Every year, 41 out of 100,000 people in the US get diagnosed with rheumatoid arthritis (RA) and at this moment, approximately 1.3 million people across the nation suffer from this painful condition. This autoimmune disease is a crippling condition and sufferers will have to deal with chronic joint pain, swelling, bone erosion, and even joint deformity.
Rheumatoid arthritis is an autoimmune disease in which the bodyâ€™s immune system attacks synovial tissues mostly found near joints because it mistakes it for foreign invaders such as viruses or bacteria. This confused immune system causes the body to attack itself, leading to inflammation and an array of other issues.
RA usually affects the joints of your wrists, hands, elbows, knees, ankles, and feet, and the inflammation is usually symmetrical, which means that if you have it in one knee, youâ€™ll most likely have it in the other one as well. The disease is also systemic, meaning it that is not limited to just joints and can attack the entire body including organs in your respiratory or cardiovascular systems like your heart or lungs.
There is no scientifically-proven cause of RA, though studies have shown that risk factors include it being hereditary and impacted by your environment and lifestyle, for example smoking.
Some of the more common symptoms at the onset of RA are warm, stiff, or swollen fingers, toes, or other small joints. The symptoms appear sporadically and can last for a few days to a few months before disappearing again. Over time, youâ€™ll begin to feel it in larger joints such as your knees, hips, or shoulders and the length of time between one episode and the next will shorten.
Though symptoms can vary from person to person, some of the more common symptoms may include weight loss, fatigue, anemia, low-grade fevers, and rheumatoid nodules, or firm bumps, that can be felt just beneath the skin.
Though scientific advances are being made every single day, there is currently no cure for rheumatoid arthritis. That being said, there are many treatment options which can successfully relieve symptoms while also preventing long-term damage.

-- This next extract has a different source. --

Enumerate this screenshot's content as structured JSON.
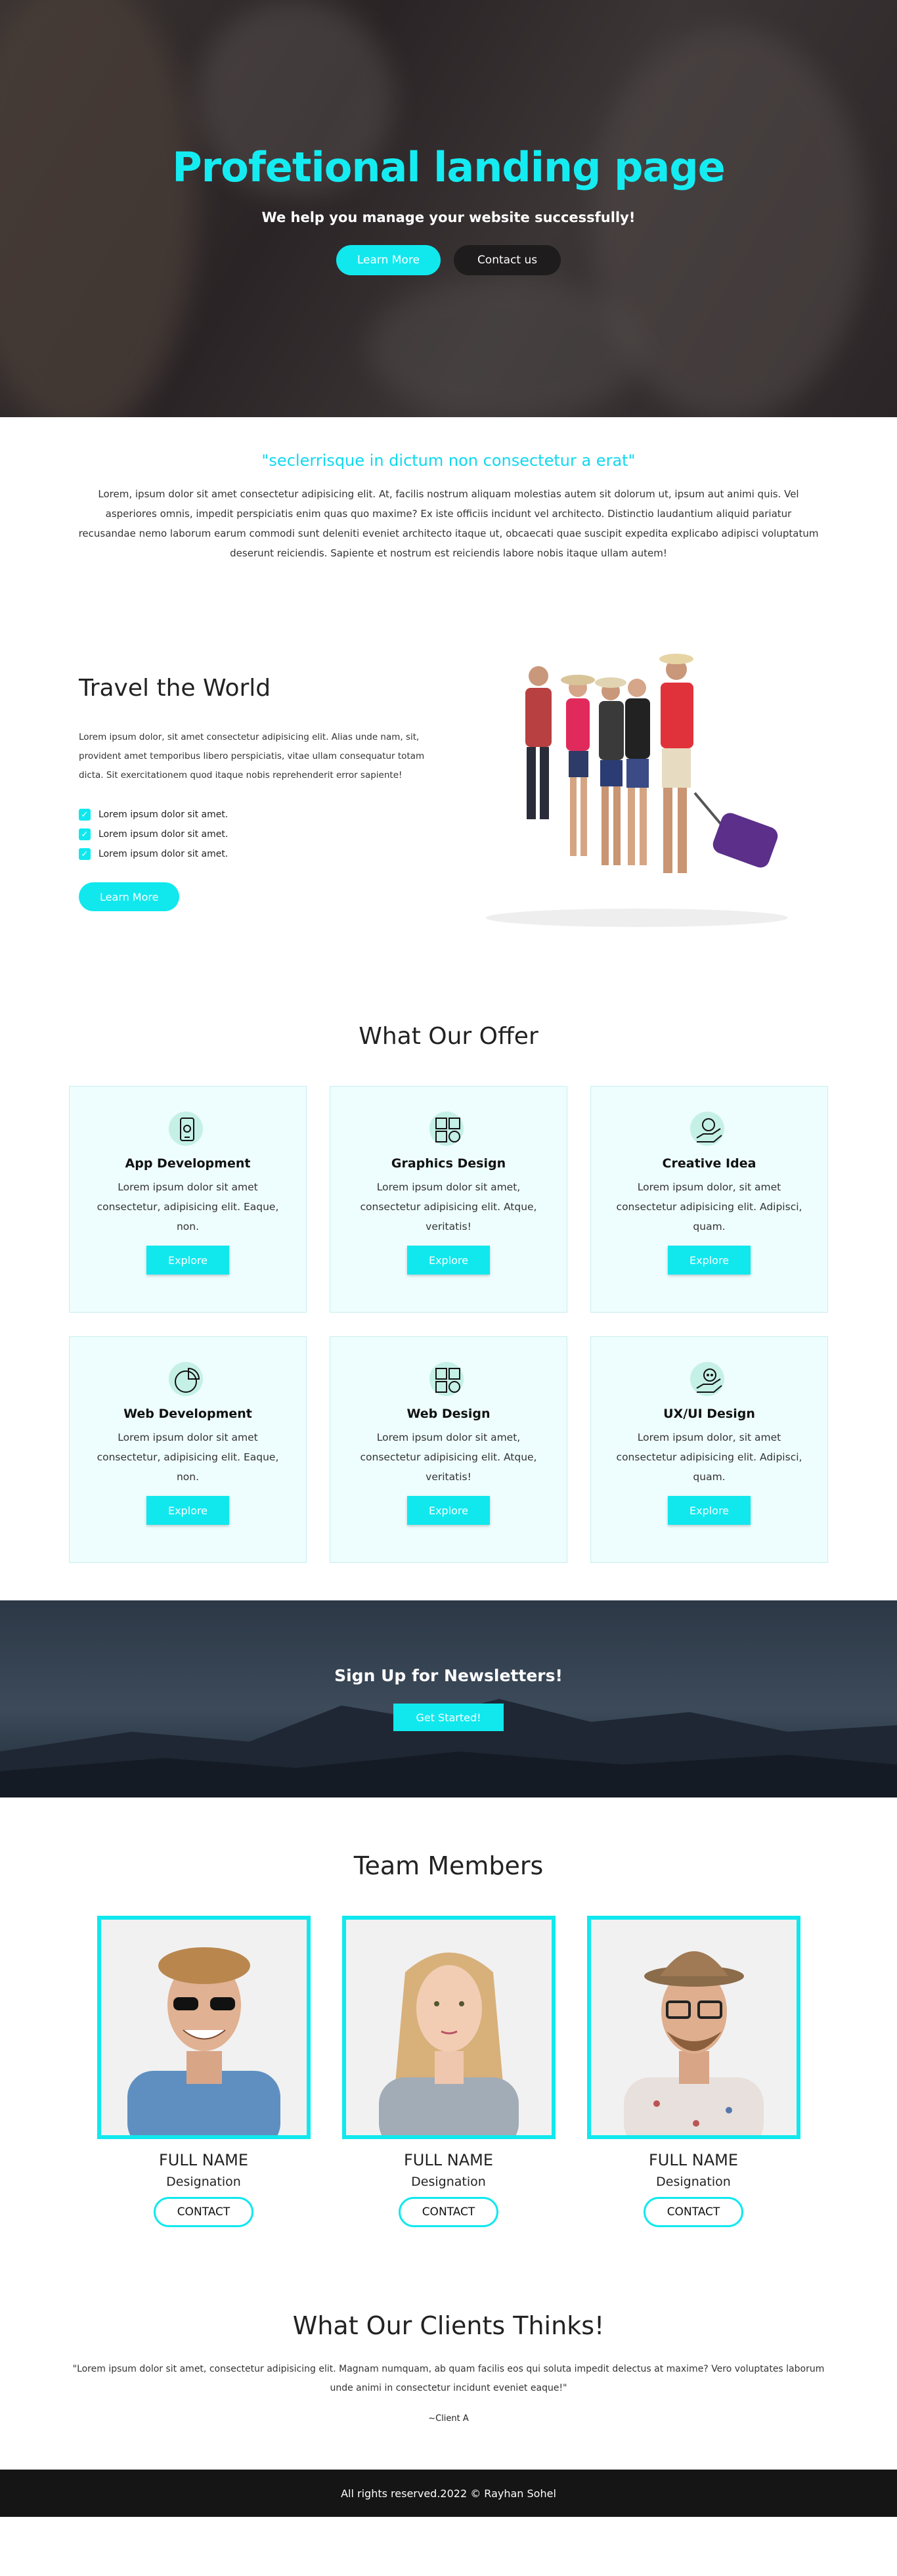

Along with suggested lifestyle changes, your doctor may prescribe nonsteroidal anti-inflammatory drugs, corticosteroids, disease-modifying antirheumatic drugs, or biologic response modifiers depending on your symptoms, but what if we were to tell you that something as simple and delicious as chocolate may help alleviate your RA symptoms. Of course, you should always discuss your course of medication with your doctor, but recent studies have shown that chocolate may be highly beneficial to RA sufferers.
- Chocolate, specifically dark chocolate, contains anti-inflammatory properties and can significantly reduce inflammation throughout your body. Properties of cocoa have shown to decrease COX-2 enzymes which cause inflammation and can drastically lower your level of pain.
- Cocoa is a wonderful source of phytochemicals and that means that it is a great antioxidant. As a matter of fact, cocoa has more antioxidants than most foods and this has proven to help with RA as well as brain function, cardiovascular health, and cancer prevention.
- Suffering from RA can have a devastating impact on your life and is often linked with mood changes, anxiety, and depression. Eating chocolate has shown to trigger the release of serotonin in your brain. Popularly known as â€śthe happiness chemicalâ€ť, serotonin can lift your mood, release happiness, and change your mindset, even if just for a moment.
Of course, the key to any well-balanced diet is moderation and adding just the right amount of chocolate to your daily intake can make a substantial dent in your effort to control the inflammation caused by rheumatoid arthritis. Remember, the next time youâ€™re in pain, you may just be a chocolate bar away from soothing your symptoms.